## What is an Actual p-value?

Aliases: *actual significance*

An "actual p-value" is the actual probability of observing a test statistic as extreme or more extreme than the one observed during an A/B test. In a well-executed online controlled experiment (the statistical model is adequate) it coincides with the nominal p-value calculated and reported after the test, however in cases where there are violations of the assumptions of the significance test the actual p-value can be drastically different that the nominal one.

While in some cases it is possible to compute the actual p-value by respecifiying the statistical model in others we can only say that it is different that the nominal one and in which direction but it is not possible to calculate it precisely due to unknowns. An example of the former is when one has calculated a p-value for absolute difference but makes a claim about percent change. The model can be respecified with minimal hassle, other than loss of power. An example of the latter is cases of unaccounted peeking with intent to stop, especially when the exact number and timings of the peeks are unknown. In such a case a model can at best be approximately adequate or provide just a worst-case sceanrio.

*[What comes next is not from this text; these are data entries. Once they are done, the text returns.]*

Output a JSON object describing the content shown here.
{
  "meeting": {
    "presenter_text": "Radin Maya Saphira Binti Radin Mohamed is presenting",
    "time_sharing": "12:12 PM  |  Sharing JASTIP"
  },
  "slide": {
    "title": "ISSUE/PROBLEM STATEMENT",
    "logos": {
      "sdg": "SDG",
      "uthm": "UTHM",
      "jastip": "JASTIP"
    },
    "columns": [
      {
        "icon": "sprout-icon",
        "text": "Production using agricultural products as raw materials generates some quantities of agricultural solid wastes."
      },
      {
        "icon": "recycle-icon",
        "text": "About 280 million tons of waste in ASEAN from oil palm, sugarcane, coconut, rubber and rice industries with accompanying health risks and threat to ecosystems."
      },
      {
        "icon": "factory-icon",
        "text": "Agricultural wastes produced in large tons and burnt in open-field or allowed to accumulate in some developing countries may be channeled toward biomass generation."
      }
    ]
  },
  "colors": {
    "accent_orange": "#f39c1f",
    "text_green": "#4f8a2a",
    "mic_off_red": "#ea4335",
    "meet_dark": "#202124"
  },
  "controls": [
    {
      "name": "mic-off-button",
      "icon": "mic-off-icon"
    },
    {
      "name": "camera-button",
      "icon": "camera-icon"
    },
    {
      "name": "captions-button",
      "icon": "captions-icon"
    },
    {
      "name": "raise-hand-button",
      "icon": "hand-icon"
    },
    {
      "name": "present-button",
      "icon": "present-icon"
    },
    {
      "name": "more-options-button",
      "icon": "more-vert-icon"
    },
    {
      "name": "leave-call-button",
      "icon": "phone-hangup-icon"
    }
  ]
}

Like this glossary entry? For an in-depth and comprehensive reading on A/B testing stats, check out the book "Statistical Methods in Online A/B Testing" by the author of this glossary, Georgi Georgiev.